- $8.5 million for the Small Dollar Loan Program, which enables CDFIs to provide consumers access to mainstream financial institutions and combat high-cost small-dollar lending;
- $2.0 million for the AmeriCorps CDFI Economic Mobility Corps to place national service members at certified CDFIs to strengthen their capacity; and
- $33.6 million for administration of the CDFI Fund, which includes support for the New Markets Tax Credit Program and the CDFI Bond Guarantee Program.
The FY 2022 Budget Request is approximately $60 million above the FY 2021 enacted budget, an increase of 22 percent. The budget includes:
- $50.4 million increase for the CDFI Program (increase of 28.9%);
- $5 million increase for the Native American CDFI Assistance Program (Increase of 30.3%); and
- $4.6 million increase for administration (increase of 15.9%).
The proposed increase in support for the CDFI Program can support larger Financial Assistance awards to increase the loans and financial products offered by CDFI Program award recipients, as well as additional Technical Assistance awards for emerging CDFIs. Additional support for the Native American CDFI Assistance Program can support larger Financial Assistance awards and improving technical assistance and capacity-building for Native CDFIs.
Additionally, we are requesting $500 million in commitment authority and proposing legislation to expand the Capital Magnet Fund as part of the American Jobs Plan.

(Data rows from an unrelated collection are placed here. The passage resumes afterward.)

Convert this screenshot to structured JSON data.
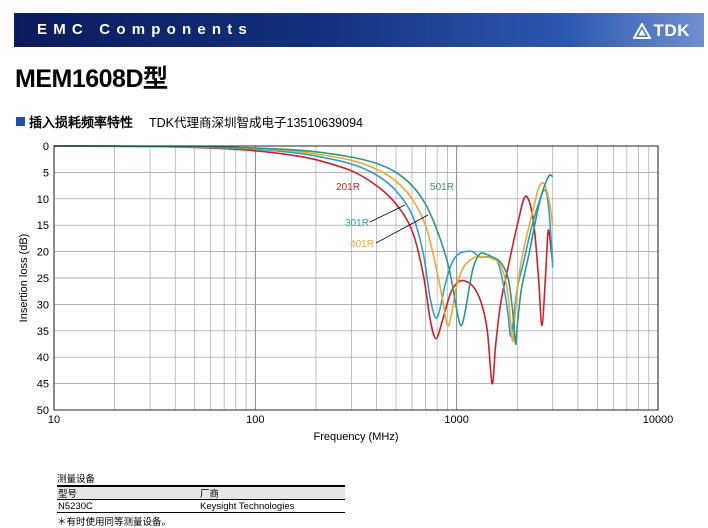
{
  "header": {
    "banner_title": "EMC Components",
    "brand": "TDK"
  },
  "product": {
    "title": "MEM1608D型"
  },
  "section": {
    "title": "插入损耗频率特性",
    "note": "TDK代理商深圳智成电子13510639094"
  },
  "colors": {
    "banner": "#13327f",
    "section_marker": "#1f4fa8",
    "s201R": "#d0202a",
    "s301R": "#2a9fd0",
    "s401R": "#f0a830",
    "s501R": "#2a9a80"
  },
  "chart_data": {
    "type": "line",
    "x_scale": "log",
    "xlabel": "Frequency (MHz)",
    "ylabel": "Insertion loss (dB)",
    "xlim": [
      10,
      10000
    ],
    "ylim": [
      0,
      50
    ],
    "y_inverted": true,
    "x_ticks": [
      "10",
      "100",
      "1000",
      "10000"
    ],
    "y_ticks": [
      "0",
      "5",
      "10",
      "15",
      "20",
      "25",
      "30",
      "35",
      "40",
      "45",
      "50"
    ],
    "grid": true,
    "series": [
      {
        "name": "201R",
        "color": "#d0202a",
        "x": [
          10,
          30,
          60,
          100,
          150,
          200,
          300,
          400,
          500,
          600,
          680,
          740,
          790,
          850,
          930,
          1000,
          1080,
          1200,
          1320,
          1420,
          1500,
          1560,
          1650,
          1800,
          2000,
          2200,
          2400,
          2550,
          2650,
          2760,
          2850,
          2950,
          3000
        ],
        "y": [
          0,
          0.1,
          0.4,
          0.9,
          1.7,
          2.6,
          4.7,
          7.5,
          11,
          16,
          24,
          33,
          36.5,
          33,
          28,
          26,
          25.5,
          26.5,
          29.5,
          35,
          45,
          38,
          30,
          23,
          15,
          9.5,
          14,
          25,
          34,
          25,
          16,
          20,
          22
        ]
      },
      {
        "name": "301R",
        "color": "#2a9fd0",
        "x": [
          10,
          30,
          60,
          100,
          150,
          200,
          300,
          400,
          500,
          600,
          680,
          740,
          800,
          880,
          950,
          1020,
          1100,
          1200,
          1300,
          1450,
          1600,
          1720,
          1800,
          1850,
          1900,
          2000,
          2150,
          2300,
          2450,
          2600,
          2700,
          2800,
          2900,
          3000
        ],
        "y": [
          0,
          0.1,
          0.3,
          0.6,
          1.2,
          1.9,
          3.4,
          5.5,
          8.5,
          13,
          20,
          29,
          32.5,
          26,
          22,
          20.5,
          20,
          20,
          21,
          21,
          22,
          27,
          32,
          36,
          34,
          27,
          22,
          17,
          13,
          10,
          8.5,
          9,
          14,
          23
        ]
      },
      {
        "name": "401R",
        "color": "#f0a830",
        "x": [
          10,
          30,
          60,
          100,
          150,
          200,
          300,
          400,
          500,
          600,
          700,
          780,
          850,
          900,
          940,
          1000,
          1080,
          1150,
          1250,
          1350,
          1500,
          1650,
          1780,
          1860,
          1900,
          1950,
          2050,
          2200,
          2400,
          2550,
          2700,
          2800,
          2900,
          3000
        ],
        "y": [
          0,
          0.1,
          0.2,
          0.5,
          0.9,
          1.5,
          2.7,
          4.4,
          6.7,
          10,
          15,
          22,
          29,
          34,
          32,
          26.5,
          23,
          21.8,
          21,
          21,
          21.3,
          22.5,
          27,
          34,
          37,
          32,
          24,
          18,
          12,
          8,
          7,
          8.5,
          11,
          15
        ]
      },
      {
        "name": "501R",
        "color": "#2a9a80",
        "x": [
          10,
          30,
          60,
          100,
          150,
          200,
          300,
          400,
          500,
          600,
          700,
          800,
          900,
          960,
          1000,
          1050,
          1100,
          1200,
          1300,
          1400,
          1500,
          1650,
          1800,
          1900,
          1960,
          2000,
          2100,
          2300,
          2500,
          2650,
          2800,
          2900,
          2950,
          3000
        ],
        "y": [
          0,
          0.05,
          0.15,
          0.4,
          0.7,
          1.1,
          2.1,
          3.3,
          5,
          7.5,
          11,
          16,
          22,
          27,
          31,
          34,
          31.5,
          23.5,
          20.5,
          20.5,
          21,
          22,
          25,
          31.5,
          37.5,
          34,
          27,
          20,
          13,
          9,
          6.5,
          5.5,
          5.6,
          5.8
        ]
      }
    ]
  },
  "equipment": {
    "title": "测量设备",
    "headers": [
      "型号",
      "厂商"
    ],
    "rows": [
      [
        "N5230C",
        "Keysight Technologies"
      ]
    ],
    "note": "＊有时使用同等测量设备。"
  }
}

On behalf of everyone at Treasury and the CDFI Fund, I would like to express our gratitude for the support of this Subcommittee, and I look forward to working with you.